So, I put this as my status on Facebook:
Guess which book I’m talking about. I’m reading this YA post-apocalyptic novel where the United States of America has been torn apart by War and now it’s all separated into regions and you can’t move between regions without permission from the central government that is set on enforcing its rules on everybody and then the girl that’s the main character gets abducted from her home by the government and sent to this brutal place with a bunch of other kids but she survives because of this guy that she’s known forever and he loves her and protects her and then they join the rebellion.
My friends have come up with six different novels that match this description, and none of them are correct. That’s the problem with Article 5. It’s been done. Multiple times. And better than this as well.
Article 5 is a standard YA dyslit with the struggling heroine, overly simplified love story that kind of makes me want to retch, because seriously, you’re 17 and hormonal and that’s not true love (n.b. I am a grouchy 37 year old now, apparently, so get off my lawn!) and I was so bored with this book that I ended up skimming the last 100 pages because I’d read enough that I felt like I should finish it so I could give it a full review, because it’s not bad, it’s just dreadfully derivative, but I didn’t want to finish it so it was just sitting on my bedside table on top of a lovely pile of books that I did want to read, staring at me balefully with its bookmark sticking out like an impudent teenager just daring me to try and push it aside and start something else. So I finished it. And it was still boring. And predictable. The end.

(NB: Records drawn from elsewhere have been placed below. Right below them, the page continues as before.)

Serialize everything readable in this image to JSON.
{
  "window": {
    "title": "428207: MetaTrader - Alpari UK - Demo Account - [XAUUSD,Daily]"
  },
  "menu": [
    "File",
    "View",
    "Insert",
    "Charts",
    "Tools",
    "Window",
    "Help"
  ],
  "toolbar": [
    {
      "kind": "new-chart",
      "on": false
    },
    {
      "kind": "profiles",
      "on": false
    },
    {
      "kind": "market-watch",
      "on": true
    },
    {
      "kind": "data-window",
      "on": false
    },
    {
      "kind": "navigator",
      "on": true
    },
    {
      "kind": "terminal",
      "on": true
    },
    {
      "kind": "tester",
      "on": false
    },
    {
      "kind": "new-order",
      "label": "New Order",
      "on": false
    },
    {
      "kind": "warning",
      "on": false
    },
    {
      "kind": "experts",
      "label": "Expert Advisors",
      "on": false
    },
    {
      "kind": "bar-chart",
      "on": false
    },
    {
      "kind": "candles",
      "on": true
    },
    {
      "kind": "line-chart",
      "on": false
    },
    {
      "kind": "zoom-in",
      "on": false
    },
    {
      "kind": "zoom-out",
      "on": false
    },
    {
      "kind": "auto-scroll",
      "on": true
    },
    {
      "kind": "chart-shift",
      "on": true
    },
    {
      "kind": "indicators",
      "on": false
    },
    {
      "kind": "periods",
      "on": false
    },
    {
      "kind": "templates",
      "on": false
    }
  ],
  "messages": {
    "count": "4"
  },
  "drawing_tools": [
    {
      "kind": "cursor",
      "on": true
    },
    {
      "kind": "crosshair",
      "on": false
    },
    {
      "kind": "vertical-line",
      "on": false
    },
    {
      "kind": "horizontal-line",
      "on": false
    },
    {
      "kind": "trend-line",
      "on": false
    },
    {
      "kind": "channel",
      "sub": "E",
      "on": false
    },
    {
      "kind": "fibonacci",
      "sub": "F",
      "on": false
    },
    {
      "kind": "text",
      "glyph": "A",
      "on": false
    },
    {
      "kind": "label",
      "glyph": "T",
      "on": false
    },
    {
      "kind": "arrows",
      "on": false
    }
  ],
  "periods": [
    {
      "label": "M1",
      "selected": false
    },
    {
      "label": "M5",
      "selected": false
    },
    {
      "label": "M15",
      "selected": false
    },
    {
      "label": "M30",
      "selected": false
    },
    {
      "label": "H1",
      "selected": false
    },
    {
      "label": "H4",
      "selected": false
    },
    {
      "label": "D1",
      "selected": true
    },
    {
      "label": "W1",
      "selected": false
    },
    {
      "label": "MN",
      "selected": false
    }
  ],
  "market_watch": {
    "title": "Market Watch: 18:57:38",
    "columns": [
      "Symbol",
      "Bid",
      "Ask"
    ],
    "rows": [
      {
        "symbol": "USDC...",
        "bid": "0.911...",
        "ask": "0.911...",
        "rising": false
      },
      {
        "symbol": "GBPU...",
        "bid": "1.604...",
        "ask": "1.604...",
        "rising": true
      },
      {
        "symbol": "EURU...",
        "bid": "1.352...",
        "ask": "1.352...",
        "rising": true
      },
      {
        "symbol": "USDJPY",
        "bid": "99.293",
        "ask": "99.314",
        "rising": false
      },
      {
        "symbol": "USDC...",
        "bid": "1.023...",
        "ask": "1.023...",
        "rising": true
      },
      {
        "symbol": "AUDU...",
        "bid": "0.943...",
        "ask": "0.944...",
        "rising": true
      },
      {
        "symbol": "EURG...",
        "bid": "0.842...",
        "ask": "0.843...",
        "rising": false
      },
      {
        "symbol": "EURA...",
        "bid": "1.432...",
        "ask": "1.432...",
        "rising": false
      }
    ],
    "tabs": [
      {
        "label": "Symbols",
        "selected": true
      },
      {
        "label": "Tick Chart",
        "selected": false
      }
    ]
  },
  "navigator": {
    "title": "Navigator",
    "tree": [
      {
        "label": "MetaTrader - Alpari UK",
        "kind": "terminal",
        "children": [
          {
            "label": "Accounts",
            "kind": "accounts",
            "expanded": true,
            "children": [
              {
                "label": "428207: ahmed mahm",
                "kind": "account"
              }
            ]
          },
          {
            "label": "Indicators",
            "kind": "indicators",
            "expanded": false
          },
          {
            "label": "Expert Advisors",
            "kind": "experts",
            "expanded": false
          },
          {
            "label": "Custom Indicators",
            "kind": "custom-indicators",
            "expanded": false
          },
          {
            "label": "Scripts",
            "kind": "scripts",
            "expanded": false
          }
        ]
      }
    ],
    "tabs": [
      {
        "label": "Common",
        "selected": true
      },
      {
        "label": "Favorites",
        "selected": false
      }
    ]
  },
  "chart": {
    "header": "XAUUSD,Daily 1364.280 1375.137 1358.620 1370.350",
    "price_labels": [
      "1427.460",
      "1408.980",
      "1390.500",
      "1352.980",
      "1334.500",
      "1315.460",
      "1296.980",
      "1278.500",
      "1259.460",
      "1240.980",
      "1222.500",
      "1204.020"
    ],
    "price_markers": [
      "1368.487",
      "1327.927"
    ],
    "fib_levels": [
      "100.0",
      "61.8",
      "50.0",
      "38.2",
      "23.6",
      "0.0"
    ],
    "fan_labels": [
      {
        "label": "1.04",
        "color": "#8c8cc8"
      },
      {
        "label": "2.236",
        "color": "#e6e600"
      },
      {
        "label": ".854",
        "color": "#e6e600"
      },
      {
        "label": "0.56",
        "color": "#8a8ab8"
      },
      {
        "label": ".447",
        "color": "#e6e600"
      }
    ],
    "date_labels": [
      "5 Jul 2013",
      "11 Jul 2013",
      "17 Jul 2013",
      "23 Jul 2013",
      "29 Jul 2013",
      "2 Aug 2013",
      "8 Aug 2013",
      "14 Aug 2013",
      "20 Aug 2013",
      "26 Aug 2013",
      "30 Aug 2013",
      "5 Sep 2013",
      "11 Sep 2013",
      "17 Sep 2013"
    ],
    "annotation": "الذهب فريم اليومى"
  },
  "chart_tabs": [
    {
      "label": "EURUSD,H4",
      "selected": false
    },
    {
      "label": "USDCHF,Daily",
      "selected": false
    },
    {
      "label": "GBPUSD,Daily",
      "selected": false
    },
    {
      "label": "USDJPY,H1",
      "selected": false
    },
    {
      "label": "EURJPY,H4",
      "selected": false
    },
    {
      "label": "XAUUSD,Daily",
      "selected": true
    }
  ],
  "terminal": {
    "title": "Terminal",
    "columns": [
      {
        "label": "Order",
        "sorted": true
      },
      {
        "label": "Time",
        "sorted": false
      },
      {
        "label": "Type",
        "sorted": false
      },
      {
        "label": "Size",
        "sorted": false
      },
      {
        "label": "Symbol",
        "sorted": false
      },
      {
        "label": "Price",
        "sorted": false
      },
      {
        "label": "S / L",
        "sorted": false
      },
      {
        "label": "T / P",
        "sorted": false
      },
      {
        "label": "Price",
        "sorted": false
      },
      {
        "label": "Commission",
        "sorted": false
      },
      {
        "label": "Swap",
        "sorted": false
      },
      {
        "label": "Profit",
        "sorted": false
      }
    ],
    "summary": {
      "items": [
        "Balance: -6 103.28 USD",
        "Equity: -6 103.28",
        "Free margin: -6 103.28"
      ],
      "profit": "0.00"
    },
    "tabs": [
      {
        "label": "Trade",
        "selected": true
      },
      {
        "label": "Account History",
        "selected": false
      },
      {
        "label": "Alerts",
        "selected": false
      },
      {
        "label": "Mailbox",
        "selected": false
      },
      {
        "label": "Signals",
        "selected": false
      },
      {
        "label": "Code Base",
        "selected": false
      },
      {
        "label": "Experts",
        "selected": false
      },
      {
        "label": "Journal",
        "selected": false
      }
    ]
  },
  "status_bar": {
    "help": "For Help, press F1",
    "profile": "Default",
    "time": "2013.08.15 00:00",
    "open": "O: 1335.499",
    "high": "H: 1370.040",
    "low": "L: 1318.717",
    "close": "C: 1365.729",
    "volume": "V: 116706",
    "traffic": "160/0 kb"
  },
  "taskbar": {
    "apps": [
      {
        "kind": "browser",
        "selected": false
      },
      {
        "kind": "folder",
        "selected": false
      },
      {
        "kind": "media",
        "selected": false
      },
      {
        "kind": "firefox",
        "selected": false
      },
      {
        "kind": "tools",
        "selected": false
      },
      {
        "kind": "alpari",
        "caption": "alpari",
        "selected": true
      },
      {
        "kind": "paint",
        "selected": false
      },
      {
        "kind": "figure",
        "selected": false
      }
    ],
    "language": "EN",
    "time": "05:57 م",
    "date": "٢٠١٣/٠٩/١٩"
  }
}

Also, I got mad at this book because I loved the description of the changes to the political system from the blurb (see below), and I wondered what caused the remainder of the people in the USA (I’m assuming this was a civil war, though it’s never spelled out in detail) to adopt such a harsh system of government, but it’s just accepted that “the War” happened and the author never explains why or how or who or anything. Some backstory would have made Article 5 more interesting to me.